The problem with conventional lithium-sulfur battery chemistry, though, is that the liquid electrolyte — which is present in just about every commercial battery chemistry — essentially burns through the sulfur cathode, resulting in a battery that’s only good for a few charge-discharge cycles. The scientists at ORNL have solved this problem in two ways: They’ve developed a new, more-rugged sulfur-based material for the cathode — and they’ve also introduced a solid electrolyte, further reducing the wear and tear on the cathode. This new cathode material, fashioned out of lithium polysulfidophosphates, has a massive capacity of 1,200 milliamp-hours (mAh) per gram after 300 charge/discharge cycles; a lithium-ion cathode, on the other hand, has a capacity of just 140-170 mAh/g.
Combined with the solid electrolyte, and after factoring in lithium-sulfur’s lower voltage, the ORNL battery has four times the energy density of the lithium-ion battery in your smartphone. In other words, if your current smartphone battery gets you eight hours of use, a lithium-sulfur battery should get you 32 hours.
Beyond its increased power density, the use of a solid electrolyte instead of flammable liquid electrolyte should significantly reduce the chance of combustion. This is good news for Boeing, which recently had its fleet of 787 Dreamliners grounded due to some on-board battery fires, and for electric vehicle makers.

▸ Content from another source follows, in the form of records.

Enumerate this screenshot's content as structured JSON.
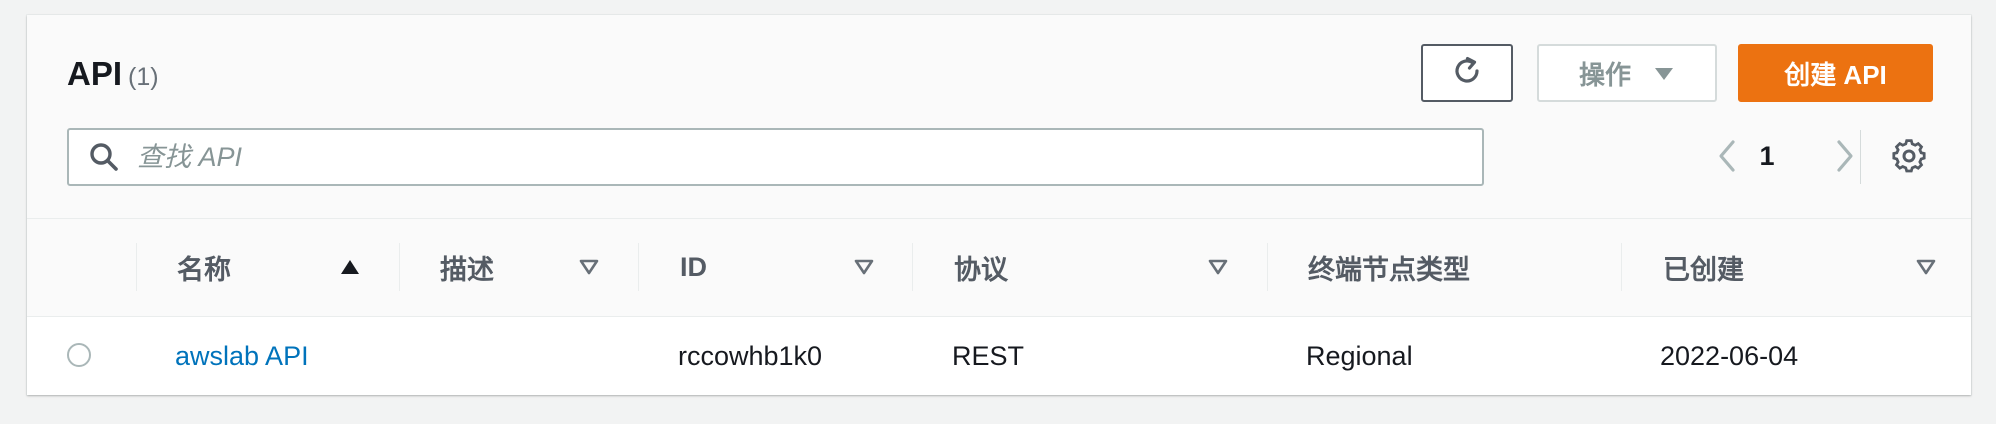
{
  "header": {
    "title": "API",
    "count": "(1)",
    "actions_label": "操作",
    "create_label": "创建 API"
  },
  "search": {
    "placeholder": "查找 API",
    "value": ""
  },
  "pagination": {
    "current_page": "1"
  },
  "table": {
    "columns": [
      "名称",
      "描述",
      "ID",
      "协议",
      "终端节点类型",
      "已创建"
    ],
    "rows": [
      {
        "name": "awslab API",
        "description": "",
        "id": "rccowhb1k0",
        "protocol": "REST",
        "endpoint_type": "Regional",
        "created": "2022-06-04"
      }
    ]
  },
  "colors": {
    "primary": "#ec7211",
    "link": "#0073bb",
    "text": "#16191f",
    "muted": "#879596"
  },
  "icons": {
    "refresh": "refresh-icon",
    "dropdown": "caret-down-icon",
    "search": "search-icon",
    "prev": "chevron-left-icon",
    "next": "chevron-right-icon",
    "settings": "gear-icon",
    "sort_asc": "sort-ascending-icon",
    "sort_none": "sort-descending-outline-icon"
  }
}
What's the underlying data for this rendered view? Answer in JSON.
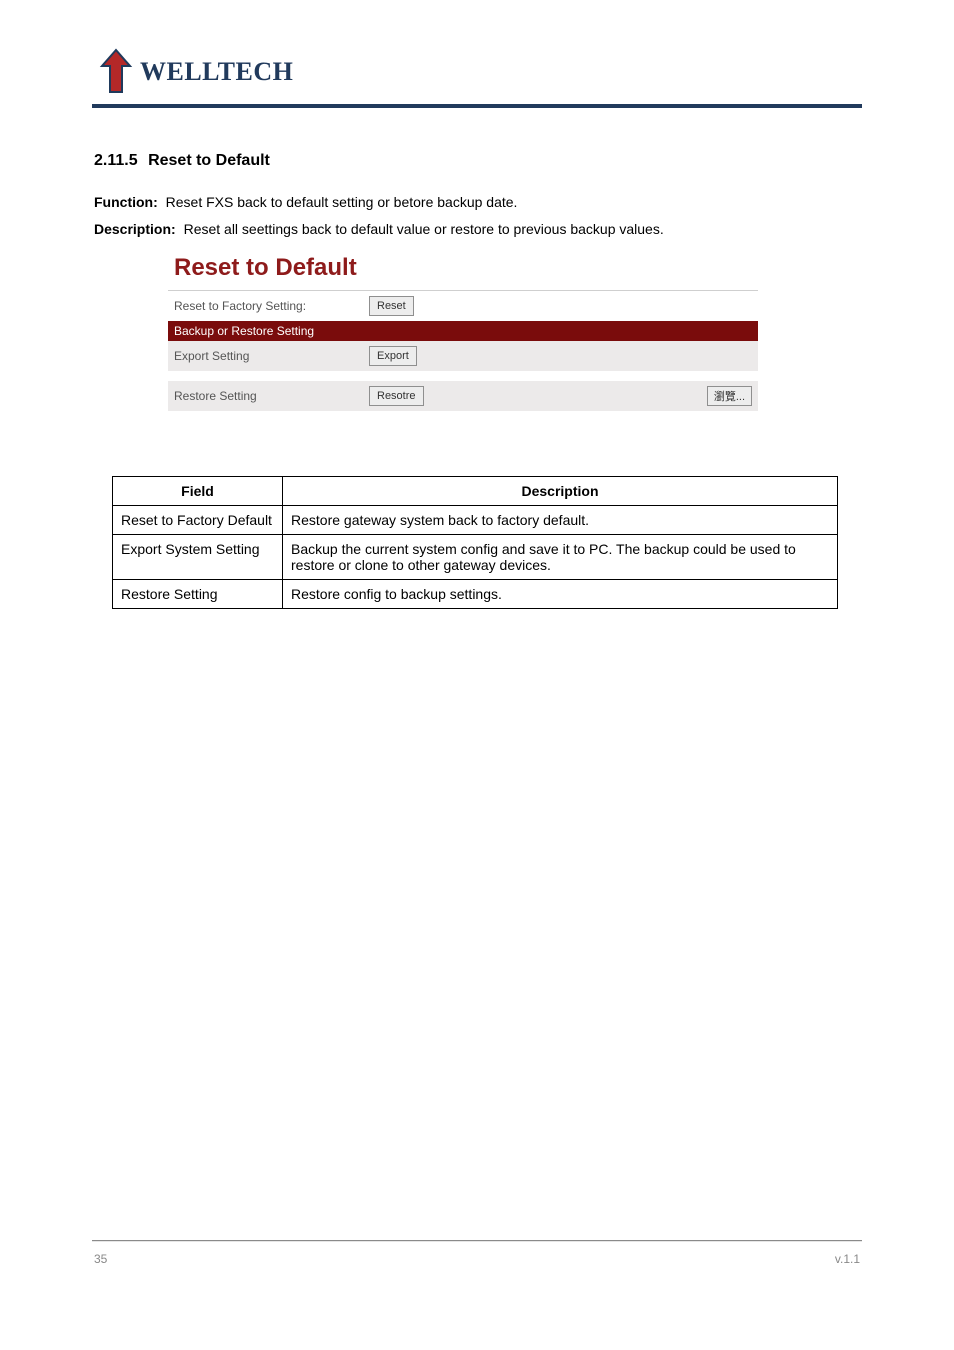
{
  "header": {
    "brand": "WELLTECH"
  },
  "section": {
    "number": "2.11.5",
    "title": "Reset to Default"
  },
  "meta": {
    "function_label": "Function:",
    "function_text": "Reset FXS back to default setting or betore backup date.",
    "description_label": "Description:",
    "description_text": "Reset all seettings back to default value or restore to previous backup values."
  },
  "shot": {
    "title": "Reset to Default",
    "row1_label": "Reset to Factory Setting:",
    "row1_btn": "Reset",
    "bar_label": "Backup or Restore Setting",
    "row_export_label": "Export Setting",
    "row_export_btn": "Export",
    "row_restore_label": "Restore Setting",
    "row_restore_btn": "Resotre",
    "browse_btn": "瀏覽..."
  },
  "table": {
    "head_field": "Field",
    "head_desc": "Description",
    "rows": [
      {
        "field": "Reset to Factory Default",
        "desc": "Restore gateway system back to factory default."
      },
      {
        "field": "Export System Setting",
        "desc": "Backup the current system config and save it to PC. The backup could be used to restore or clone to other gateway devices."
      },
      {
        "field": "Restore Setting",
        "desc": "Restore config to backup settings."
      }
    ]
  },
  "footer": {
    "left": "35",
    "right": "v.1.1"
  }
}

Moving forward, ORNL’s new battery is still in the demonstration stage, but the team has filed for a patent. It’s easy to get bogged down by the seemingly never-ending stream of go-nowhere battery advances, but this one, by virtue of its efficacy, frugality, and relatively simple chemistry, really could come to market in the next few years. Maybe the Department of Energy’s plea for a 5x improvement in chemical batteries within five years will actually come to pass.